PROBLEM DETAILS:
In full and exactly, please return the records, but keep out the pictures.

EXERCISE INPUTS:
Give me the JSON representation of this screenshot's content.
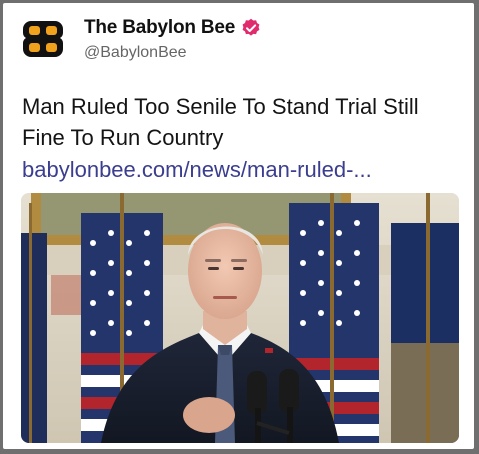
{
  "account": {
    "display_name": "The Babylon Bee",
    "handle": "@BabylonBee",
    "verified": true,
    "avatar_icon": "bee-logo-icon",
    "brand_color": "#f1a21d",
    "verified_color": "#e02b6d"
  },
  "post": {
    "text": "Man Ruled Too Senile To Stand Trial Still Fine To Run Country",
    "link": "babylonbee.com/news/man-ruled-...",
    "link_color": "#3b3e8f"
  },
  "media": {
    "icon": "news-photo-image"
  }
}
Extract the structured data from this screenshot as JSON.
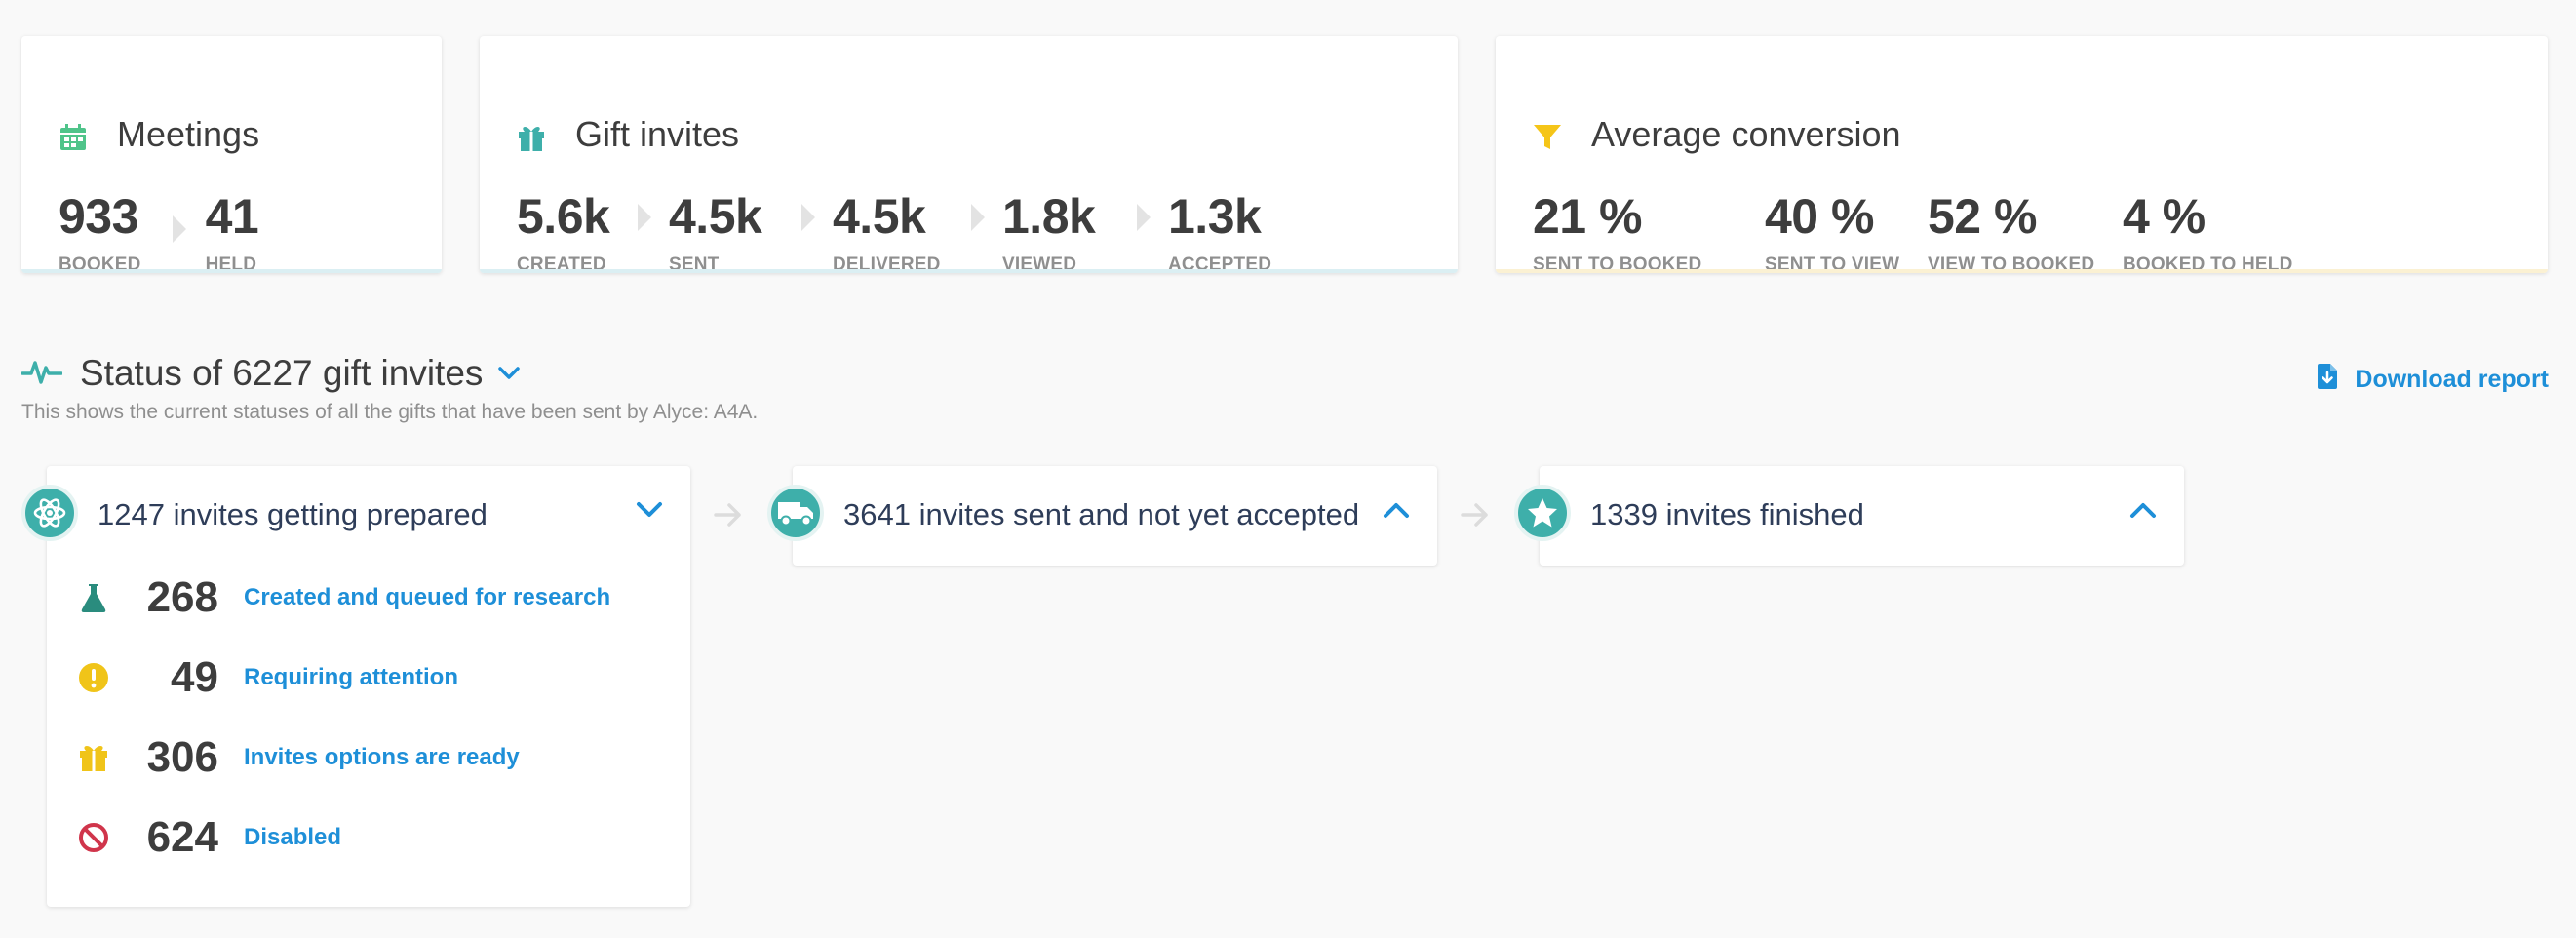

RESPONSE TO THE TASK:
Give me the JSON representation of this screenshot's content.
{
  "account": {
    "display_name": "The Babylon Bee",
    "handle": "@BabylonBee",
    "verified": true,
    "avatar_icon": "bee-logo-icon",
    "brand_color": "#f1a21d",
    "verified_color": "#e02b6d"
  },
  "post": {
    "text": "Man Ruled Too Senile To Stand Trial Still Fine To Run Country",
    "link": "babylonbee.com/news/man-ruled-...",
    "link_color": "#3b3e8f"
  },
  "media": {
    "icon": "news-photo-image"
  }
}
Extract the structured data from this screenshot as JSON.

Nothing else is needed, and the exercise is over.